Although human migration has existed for hundreds of thousands of years, immigration in the modern sense refers to movement of people from one nation-state to another, where they are not citizens. Immigration implies long-term permanent residence by the immigrants. Tourists and short-term visitors are not considered immigrants. However, seasonal labour migration (typically for periods of less than a year) is often treated as a form of immigration. The global volume of immigration is high in absolute terms, but low in relative terms. The UN estimated 190 million international migrants in 2005, about 3% of global population. The other 97% still live in the state in which they were born, or its successor state.

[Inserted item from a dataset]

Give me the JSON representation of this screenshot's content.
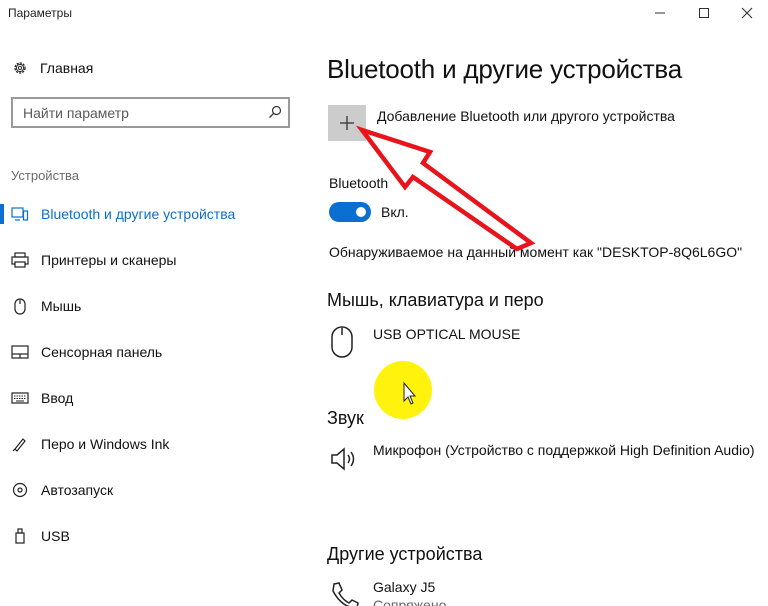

More often, people migrate due to economic reasons. Sometimes political, religious and personal factors are also responsible. The reasons of attractive incentives for migration are known as Pull factors and the compelling circumstances forcing Migration are known as Push factors which are mainly the reasons for Emigration from the country of origin. The push factors may be war, poverty, natural disasters etc. And pull factors may be political stability, higher incomes, family reasons.
Immigration Law is the law which exclusively governs immigration in a nation. So far as foreign citizens are concerned, Immigration Law is related to Nationality Law of a nation governing the matters of citizenship. International Law regulates Immigration Law concerning the citizens of a country. In this regard the United Nations International Covenant on Civil and Political Rights is relevant. The International Organization for Migration is the main intergovernmental organization in the field of Migration. It was initially formed in 1951 as the Intergovernmental Committee for European Migration to help the people displaced during the Second World War. This Organization is committed to the promotion of humane and orderly migration for the benefit of all.